Therefore the leadership team needs to define the overarching ambition for the business that can help steer the future and act as a compressed management tool when making decisions. Richard Branson, Chairman of Virgin Group, confirms that the brand vision must come before financial goals: “I can honestly say that I have never gone into any business purely to make money. If that is the sole motive, then I believe you are better off doing nothing.”
5. Big Results Require Big Ambitions
The fifth step frames the financial and strategic objectives of the business. Jim Collins, author of Good to Great and Built to Last, asserts that “a conservative, disciplined approach to growth is a critical factor in sustaining a great business model. Though it may seem counterintuitive, great companies willingly leave short-term growth on the table if it means abandoning proven methods of long-term growth.”
According to McKinsey, 84% of executives believe innovation is extremely important for their company’s growth strategy. However, the successful implementation of innovative products, services, and experiences is a road paved with strain and failure. While building the business, do not let short-term growth override the long-term vision. This approach separates immediate appetite from real business requirements, providing a strong, steadfast strategy to move forward. Facebook has built an unrivaled network of highly engaged users, allowing them to share information with their friends. From this powerful network and content sharing mastery, Facebook has also been able to create a standard for single sign-on and open applications.
6. Don’t Say, Do
The secret of business innovation is to think big, act small, fail fast and learn rapidly. It is key not to let pre-determined goals undermine future success. As Paul Graham, entrepreneur and Founder of Y Combinator said, you need to “get up and running (bugs and all), gather feedback, tweak and grow.” Therefore, to avoid flailing around like a loose fitting part in a machine, you need to find the magnetic core inside the business that will draw together the company. “A common vocabulary is not a common culture” former IBM CEO Lou Gerstner said of business transformation. “It requires focus, leadership, and commitment” to create an authentic community of motivated thinkers and doers that can open new channels for the business and industry.
Google encourages big ideas in compact time amongst its engineers, giving them one day a week to work on a side project. It has been tremendously successful, yielding more than half of the company’s new offerings in a typical year! So, whether it is busting a new category or pushing the boundaries of the establishment, people are organized and compelled by ideas that have a clear strategy, form, and expression.
On the Front Foot

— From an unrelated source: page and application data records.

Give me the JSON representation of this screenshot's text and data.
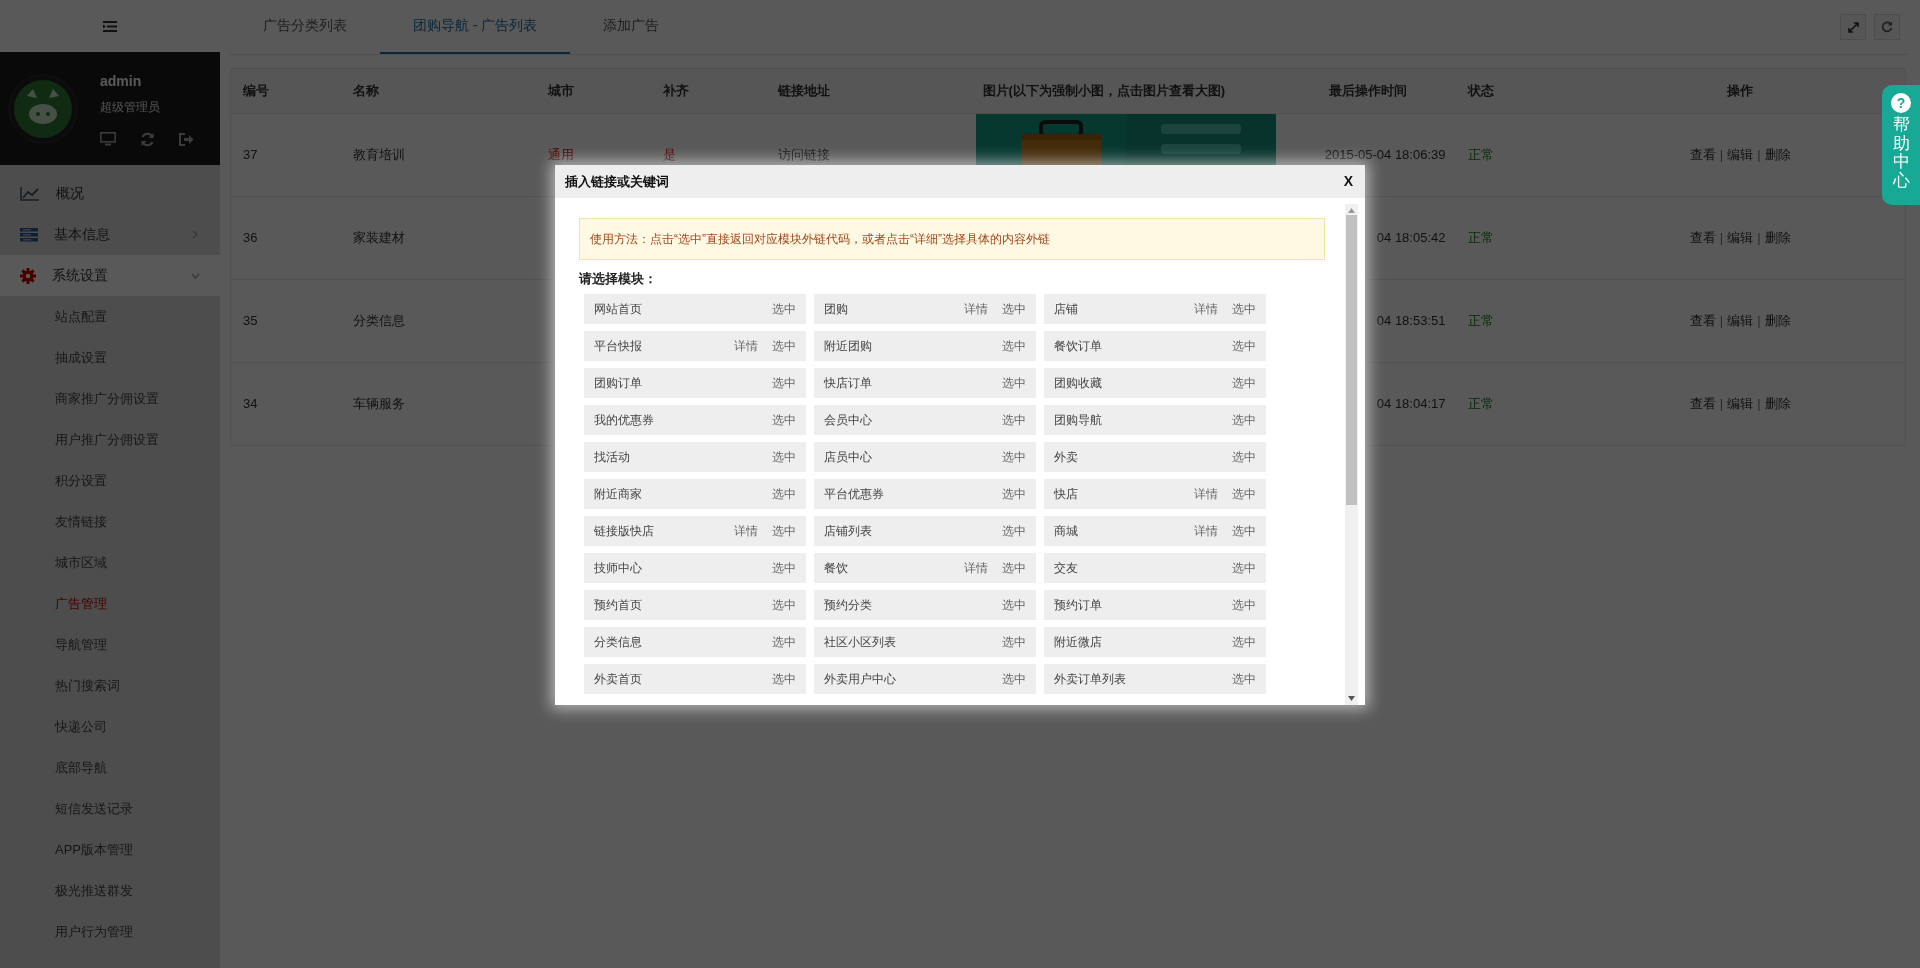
{
  "sidebar": {
    "user": {
      "name": "admin",
      "role": "超级管理员"
    },
    "items": [
      {
        "label": "概况",
        "kind": "link",
        "expanded": false
      },
      {
        "label": "基本信息",
        "kind": "group",
        "expanded": false
      },
      {
        "label": "系统设置",
        "kind": "group",
        "expanded": true,
        "children": [
          {
            "label": "站点配置",
            "selected": false
          },
          {
            "label": "抽成设置",
            "selected": false
          },
          {
            "label": "商家推广分佣设置",
            "selected": false
          },
          {
            "label": "用户推广分佣设置",
            "selected": false
          },
          {
            "label": "积分设置",
            "selected": false
          },
          {
            "label": "友情链接",
            "selected": false
          },
          {
            "label": "城市区域",
            "selected": false
          },
          {
            "label": "广告管理",
            "selected": true
          },
          {
            "label": "导航管理",
            "selected": false
          },
          {
            "label": "热门搜索词",
            "selected": false
          },
          {
            "label": "快递公司",
            "selected": false
          },
          {
            "label": "底部导航",
            "selected": false
          },
          {
            "label": "短信发送记录",
            "selected": false
          },
          {
            "label": "APP版本管理",
            "selected": false
          },
          {
            "label": "极光推送群发",
            "selected": false
          },
          {
            "label": "用户行为管理",
            "selected": false
          }
        ]
      }
    ]
  },
  "tabs": [
    {
      "label": "广告分类列表",
      "selected": false
    },
    {
      "label": "团购导航 - 广告列表",
      "selected": true
    },
    {
      "label": "添加广告",
      "selected": false
    }
  ],
  "table": {
    "columns": [
      "编号",
      "名称",
      "城市",
      "补齐",
      "链接地址",
      "图片(以下为强制小图，点击图片查看大图)",
      "最后操作时间",
      "状态",
      "操作"
    ],
    "rows": [
      {
        "id": "37",
        "name": "教育培训",
        "city": "通用",
        "fill": "是",
        "link": "访问链接",
        "time": "2015-05-04 18:06:39",
        "status": "正常",
        "actions": [
          {
            "kind": "link",
            "text": "查看"
          },
          {
            "kind": "separator",
            "text": "|"
          },
          {
            "kind": "link",
            "text": "编辑"
          },
          {
            "kind": "separator",
            "text": "|"
          },
          {
            "kind": "link",
            "text": "删除"
          }
        ]
      },
      {
        "id": "36",
        "name": "家装建材",
        "time": "04 18:05:42",
        "status": "正常",
        "actions": [
          {
            "kind": "link",
            "text": "查看"
          },
          {
            "kind": "separator",
            "text": "|"
          },
          {
            "kind": "link",
            "text": "编辑"
          },
          {
            "kind": "separator",
            "text": "|"
          },
          {
            "kind": "link",
            "text": "删除"
          }
        ]
      },
      {
        "id": "35",
        "name": "分类信息",
        "time": "04 18:53:51",
        "status": "正常",
        "actions": [
          {
            "kind": "link",
            "text": "查看"
          },
          {
            "kind": "separator",
            "text": "|"
          },
          {
            "kind": "link",
            "text": "编辑"
          },
          {
            "kind": "separator",
            "text": "|"
          },
          {
            "kind": "link",
            "text": "删除"
          }
        ]
      },
      {
        "id": "34",
        "name": "车辆服务",
        "time": "04 18:04:17",
        "status": "正常",
        "actions": [
          {
            "kind": "link",
            "text": "查看"
          },
          {
            "kind": "separator",
            "text": "|"
          },
          {
            "kind": "link",
            "text": "编辑"
          },
          {
            "kind": "separator",
            "text": "|"
          },
          {
            "kind": "link",
            "text": "删除"
          }
        ]
      }
    ]
  },
  "modal": {
    "title": "插入链接或关键词",
    "close": "X",
    "notice": "使用方法：点击“选中”直接返回对应模块外链代码，或者点击“详细”选择具体的内容外链",
    "prompt": "请选择模块：",
    "modules": [
      {
        "name": "网站首页",
        "select": "选中"
      },
      {
        "name": "团购",
        "detail": "详情",
        "select": "选中"
      },
      {
        "name": "店铺",
        "detail": "详情",
        "select": "选中"
      },
      {
        "name": "平台快报",
        "detail": "详情",
        "select": "选中"
      },
      {
        "name": "附近团购",
        "select": "选中"
      },
      {
        "name": "餐饮订单",
        "select": "选中"
      },
      {
        "name": "团购订单",
        "select": "选中"
      },
      {
        "name": "快店订单",
        "select": "选中"
      },
      {
        "name": "团购收藏",
        "select": "选中"
      },
      {
        "name": "我的优惠券",
        "select": "选中"
      },
      {
        "name": "会员中心",
        "select": "选中"
      },
      {
        "name": "团购导航",
        "select": "选中"
      },
      {
        "name": "找活动",
        "select": "选中"
      },
      {
        "name": "店员中心",
        "select": "选中"
      },
      {
        "name": "外卖",
        "select": "选中"
      },
      {
        "name": "附近商家",
        "select": "选中"
      },
      {
        "name": "平台优惠券",
        "select": "选中"
      },
      {
        "name": "快店",
        "detail": "详情",
        "select": "选中"
      },
      {
        "name": "链接版快店",
        "detail": "详情",
        "select": "选中"
      },
      {
        "name": "店铺列表",
        "select": "选中"
      },
      {
        "name": "商城",
        "detail": "详情",
        "select": "选中"
      },
      {
        "name": "技师中心",
        "select": "选中"
      },
      {
        "name": "餐饮",
        "detail": "详情",
        "select": "选中"
      },
      {
        "name": "交友",
        "select": "选中"
      },
      {
        "name": "预约首页",
        "select": "选中"
      },
      {
        "name": "预约分类",
        "select": "选中"
      },
      {
        "name": "预约订单",
        "select": "选中"
      },
      {
        "name": "分类信息",
        "select": "选中"
      },
      {
        "name": "社区小区列表",
        "select": "选中"
      },
      {
        "name": "附近微店",
        "select": "选中"
      },
      {
        "name": "外卖首页",
        "select": "选中"
      },
      {
        "name": "外卖用户中心",
        "select": "选中"
      },
      {
        "name": "外卖订单列表",
        "select": "选中"
      }
    ]
  },
  "help": {
    "icon": "?",
    "label": "帮助中心"
  }
}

With the 21st Century on fast forward, never has there been a more important time to innovate in the face of new faster global competition. Entire new industries and many existing ones have transformed to become creators of valuable ideas and experiences. Increasingly, civilization is organizing itself to maximize the generation of new and better ideas, creating the infrastructure, education systems, and innovative organizations that will solve problems, create value, and change the world. This six-step process helps businesses differentiate in crowded markets and positions them for successful implementation of innovation. So let us say yes to delighting customers and celebrate imagination and indefensible creativity to advance humanity into a brighter future.